# [Excerpted records]
# # # # #
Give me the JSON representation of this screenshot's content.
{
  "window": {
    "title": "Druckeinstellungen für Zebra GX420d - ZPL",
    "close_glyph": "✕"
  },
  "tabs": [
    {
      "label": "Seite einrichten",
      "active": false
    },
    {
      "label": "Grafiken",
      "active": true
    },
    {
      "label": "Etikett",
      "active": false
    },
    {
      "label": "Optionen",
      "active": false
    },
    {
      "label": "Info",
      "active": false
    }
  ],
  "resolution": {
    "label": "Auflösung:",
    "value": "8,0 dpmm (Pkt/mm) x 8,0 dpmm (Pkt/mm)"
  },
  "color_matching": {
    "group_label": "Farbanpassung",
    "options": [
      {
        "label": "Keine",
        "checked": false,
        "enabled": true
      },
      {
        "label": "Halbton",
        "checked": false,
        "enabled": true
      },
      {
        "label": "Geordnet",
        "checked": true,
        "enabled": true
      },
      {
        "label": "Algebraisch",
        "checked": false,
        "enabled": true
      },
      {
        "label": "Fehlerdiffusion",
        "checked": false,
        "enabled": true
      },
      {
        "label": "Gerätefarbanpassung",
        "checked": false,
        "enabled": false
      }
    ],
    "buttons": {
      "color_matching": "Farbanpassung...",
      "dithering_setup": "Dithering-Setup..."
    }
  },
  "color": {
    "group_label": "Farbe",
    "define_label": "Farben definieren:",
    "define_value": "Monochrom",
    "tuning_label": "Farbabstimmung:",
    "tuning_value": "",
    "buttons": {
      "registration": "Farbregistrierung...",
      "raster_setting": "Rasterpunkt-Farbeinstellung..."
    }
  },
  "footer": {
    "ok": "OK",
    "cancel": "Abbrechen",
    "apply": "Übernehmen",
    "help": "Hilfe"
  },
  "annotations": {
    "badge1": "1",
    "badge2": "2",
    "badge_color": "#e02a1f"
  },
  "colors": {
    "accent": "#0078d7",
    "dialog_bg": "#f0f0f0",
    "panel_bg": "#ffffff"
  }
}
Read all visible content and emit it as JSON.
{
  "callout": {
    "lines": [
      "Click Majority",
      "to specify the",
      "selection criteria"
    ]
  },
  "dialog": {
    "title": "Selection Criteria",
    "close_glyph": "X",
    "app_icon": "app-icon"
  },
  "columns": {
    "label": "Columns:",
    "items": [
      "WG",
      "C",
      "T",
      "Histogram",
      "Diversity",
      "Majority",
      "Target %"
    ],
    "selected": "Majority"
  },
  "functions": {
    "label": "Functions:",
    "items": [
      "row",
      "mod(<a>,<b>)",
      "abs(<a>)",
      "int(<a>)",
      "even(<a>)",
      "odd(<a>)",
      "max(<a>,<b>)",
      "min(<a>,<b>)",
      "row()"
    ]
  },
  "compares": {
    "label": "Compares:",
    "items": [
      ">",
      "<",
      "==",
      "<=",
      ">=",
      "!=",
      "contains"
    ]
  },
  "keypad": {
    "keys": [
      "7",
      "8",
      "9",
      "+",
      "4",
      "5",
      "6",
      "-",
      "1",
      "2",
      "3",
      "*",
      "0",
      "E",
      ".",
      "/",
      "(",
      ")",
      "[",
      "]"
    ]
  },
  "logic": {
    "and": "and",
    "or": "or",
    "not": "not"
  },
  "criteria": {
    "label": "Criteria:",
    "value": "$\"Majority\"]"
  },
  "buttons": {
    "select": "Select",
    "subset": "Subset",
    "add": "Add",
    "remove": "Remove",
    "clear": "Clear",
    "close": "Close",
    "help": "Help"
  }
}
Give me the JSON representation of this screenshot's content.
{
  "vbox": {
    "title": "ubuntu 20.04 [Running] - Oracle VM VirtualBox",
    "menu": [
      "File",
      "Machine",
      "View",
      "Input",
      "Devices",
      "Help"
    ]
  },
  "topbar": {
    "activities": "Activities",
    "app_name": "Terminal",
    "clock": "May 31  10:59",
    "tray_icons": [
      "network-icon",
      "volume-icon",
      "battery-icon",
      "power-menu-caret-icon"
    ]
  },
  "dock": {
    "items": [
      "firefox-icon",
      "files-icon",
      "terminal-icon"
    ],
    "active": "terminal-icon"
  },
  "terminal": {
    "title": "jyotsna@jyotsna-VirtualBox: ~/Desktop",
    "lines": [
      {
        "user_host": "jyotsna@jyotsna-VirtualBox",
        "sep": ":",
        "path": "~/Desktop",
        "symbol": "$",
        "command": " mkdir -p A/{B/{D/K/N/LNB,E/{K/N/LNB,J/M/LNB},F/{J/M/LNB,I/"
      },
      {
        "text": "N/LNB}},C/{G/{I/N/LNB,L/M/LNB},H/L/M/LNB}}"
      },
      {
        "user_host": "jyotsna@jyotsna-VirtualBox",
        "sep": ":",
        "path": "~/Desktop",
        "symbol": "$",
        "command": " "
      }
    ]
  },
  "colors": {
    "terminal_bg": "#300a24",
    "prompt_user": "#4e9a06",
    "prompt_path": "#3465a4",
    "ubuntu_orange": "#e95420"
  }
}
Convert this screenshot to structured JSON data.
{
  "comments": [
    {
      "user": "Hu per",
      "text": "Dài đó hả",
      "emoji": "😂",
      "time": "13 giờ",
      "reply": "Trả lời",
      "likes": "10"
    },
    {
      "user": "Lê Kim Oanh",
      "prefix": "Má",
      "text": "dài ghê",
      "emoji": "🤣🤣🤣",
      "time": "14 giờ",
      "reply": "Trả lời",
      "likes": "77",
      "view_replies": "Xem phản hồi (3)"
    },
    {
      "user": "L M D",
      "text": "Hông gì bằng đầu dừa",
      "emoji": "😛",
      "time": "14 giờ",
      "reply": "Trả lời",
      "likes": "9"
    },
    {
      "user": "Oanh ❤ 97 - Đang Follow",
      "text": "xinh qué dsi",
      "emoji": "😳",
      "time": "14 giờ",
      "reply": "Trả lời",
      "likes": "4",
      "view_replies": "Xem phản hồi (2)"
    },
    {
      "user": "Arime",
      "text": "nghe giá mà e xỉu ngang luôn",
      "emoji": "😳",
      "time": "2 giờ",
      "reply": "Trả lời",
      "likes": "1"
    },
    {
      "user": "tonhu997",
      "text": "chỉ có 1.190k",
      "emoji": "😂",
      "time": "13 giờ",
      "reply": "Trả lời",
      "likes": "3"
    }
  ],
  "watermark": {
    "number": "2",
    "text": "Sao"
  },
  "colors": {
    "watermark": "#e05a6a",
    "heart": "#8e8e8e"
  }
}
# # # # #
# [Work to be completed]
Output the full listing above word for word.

# [Your response]
Give me the JSON representation of this screenshot's content.
{
  "window": {
    "title": "Druckeinstellungen für Zebra GX420d - ZPL",
    "close_glyph": "✕"
  },
  "tabs": [
    {
      "label": "Seite einrichten",
      "active": false
    },
    {
      "label": "Grafiken",
      "active": true
    },
    {
      "label": "Etikett",
      "active": false
    },
    {
      "label": "Optionen",
      "active": false
    },
    {
      "label": "Info",
      "active": false
    }
  ],
  "resolution": {
    "label": "Auflösung:",
    "value": "8,0 dpmm (Pkt/mm) x 8,0 dpmm (Pkt/mm)"
  },
  "color_matching": {
    "group_label": "Farbanpassung",
    "options": [
      {
        "label": "Keine",
        "checked": false,
        "enabled": true
      },
      {
        "label": "Halbton",
        "checked": false,
        "enabled": true
      },
      {
        "label": "Geordnet",
        "checked": true,
        "enabled": true
      },
      {
        "label": "Algebraisch",
        "checked": false,
        "enabled": true
      },
      {
        "label": "Fehlerdiffusion",
        "checked": false,
        "enabled": true
      },
      {
        "label": "Gerätefarbanpassung",
        "checked": false,
        "enabled": false
      }
    ],
    "buttons": {
      "color_matching": "Farbanpassung...",
      "dithering_setup": "Dithering-Setup..."
    }
  },
  "color": {
    "group_label": "Farbe",
    "define_label": "Farben definieren:",
    "define_value": "Monochrom",
    "tuning_label": "Farbabstimmung:",
    "tuning_value": "",
    "buttons": {
      "registration": "Farbregistrierung...",
      "raster_setting": "Rasterpunkt-Farbeinstellung..."
    }
  },
  "footer": {
    "ok": "OK",
    "cancel": "Abbrechen",
    "apply": "Übernehmen",
    "help": "Hilfe"
  },
  "annotations": {
    "badge1": "1",
    "badge2": "2",
    "badge_color": "#e02a1f"
  },
  "colors": {
    "accent": "#0078d7",
    "dialog_bg": "#f0f0f0",
    "panel_bg": "#ffffff"
  }
}
Read all visible content and emit it as JSON.
{
  "callout": {
    "lines": [
      "Click Majority",
      "to specify the",
      "selection criteria"
    ]
  },
  "dialog": {
    "title": "Selection Criteria",
    "close_glyph": "X",
    "app_icon": "app-icon"
  },
  "columns": {
    "label": "Columns:",
    "items": [
      "WG",
      "C",
      "T",
      "Histogram",
      "Diversity",
      "Majority",
      "Target %"
    ],
    "selected": "Majority"
  },
  "functions": {
    "label": "Functions:",
    "items": [
      "row",
      "mod(<a>,<b>)",
      "abs(<a>)",
      "int(<a>)",
      "even(<a>)",
      "odd(<a>)",
      "max(<a>,<b>)",
      "min(<a>,<b>)",
      "row()"
    ]
  },
  "compares": {
    "label": "Compares:",
    "items": [
      ">",
      "<",
      "==",
      "<=",
      ">=",
      "!=",
      "contains"
    ]
  },
  "keypad": {
    "keys": [
      "7",
      "8",
      "9",
      "+",
      "4",
      "5",
      "6",
      "-",
      "1",
      "2",
      "3",
      "*",
      "0",
      "E",
      ".",
      "/",
      "(",
      ")",
      "[",
      "]"
    ]
  },
  "logic": {
    "and": "and",
    "or": "or",
    "not": "not"
  },
  "criteria": {
    "label": "Criteria:",
    "value": "$\"Majority\"]"
  },
  "buttons": {
    "select": "Select",
    "subset": "Subset",
    "add": "Add",
    "remove": "Remove",
    "clear": "Clear",
    "close": "Close",
    "help": "Help"
  }
}
Give me the JSON representation of this screenshot's content.
{
  "vbox": {
    "title": "ubuntu 20.04 [Running] - Oracle VM VirtualBox",
    "menu": [
      "File",
      "Machine",
      "View",
      "Input",
      "Devices",
      "Help"
    ]
  },
  "topbar": {
    "activities": "Activities",
    "app_name": "Terminal",
    "clock": "May 31  10:59",
    "tray_icons": [
      "network-icon",
      "volume-icon",
      "battery-icon",
      "power-menu-caret-icon"
    ]
  },
  "dock": {
    "items": [
      "firefox-icon",
      "files-icon",
      "terminal-icon"
    ],
    "active": "terminal-icon"
  },
  "terminal": {
    "title": "jyotsna@jyotsna-VirtualBox: ~/Desktop",
    "lines": [
      {
        "user_host": "jyotsna@jyotsna-VirtualBox",
        "sep": ":",
        "path": "~/Desktop",
        "symbol": "$",
        "command": " mkdir -p A/{B/{D/K/N/LNB,E/{K/N/LNB,J/M/LNB},F/{J/M/LNB,I/"
      },
      {
        "text": "N/LNB}},C/{G/{I/N/LNB,L/M/LNB},H/L/M/LNB}}"
      },
      {
        "user_host": "jyotsna@jyotsna-VirtualBox",
        "sep": ":",
        "path": "~/Desktop",
        "symbol": "$",
        "command": " "
      }
    ]
  },
  "colors": {
    "terminal_bg": "#300a24",
    "prompt_user": "#4e9a06",
    "prompt_path": "#3465a4",
    "ubuntu_orange": "#e95420"
  }
}
Convert this screenshot to structured JSON data.
{
  "comments": [
    {
      "user": "Hu per",
      "text": "Dài đó hả",
      "emoji": "😂",
      "time": "13 giờ",
      "reply": "Trả lời",
      "likes": "10"
    },
    {
      "user": "Lê Kim Oanh",
      "prefix": "Má",
      "text": "dài ghê",
      "emoji": "🤣🤣🤣",
      "time": "14 giờ",
      "reply": "Trả lời",
      "likes": "77",
      "view_replies": "Xem phản hồi (3)"
    },
    {
      "user": "L M D",
      "text": "Hông gì bằng đầu dừa",
      "emoji": "😛",
      "time": "14 giờ",
      "reply": "Trả lời",
      "likes": "9"
    },
    {
      "user": "Oanh ❤ 97 - Đang Follow",
      "text": "xinh qué dsi",
      "emoji": "😳",
      "time": "14 giờ",
      "reply": "Trả lời",
      "likes": "4",
      "view_replies": "Xem phản hồi (2)"
    },
    {
      "user": "Arime",
      "text": "nghe giá mà e xỉu ngang luôn",
      "emoji": "😳",
      "time": "2 giờ",
      "reply": "Trả lời",
      "likes": "1"
    },
    {
      "user": "tonhu997",
      "text": "chỉ có 1.190k",
      "emoji": "😂",
      "time": "13 giờ",
      "reply": "Trả lời",
      "likes": "3"
    }
  ],
  "watermark": {
    "number": "2",
    "text": "Sao"
  },
  "colors": {
    "watermark": "#e05a6a",
    "heart": "#8e8e8e"
  }
}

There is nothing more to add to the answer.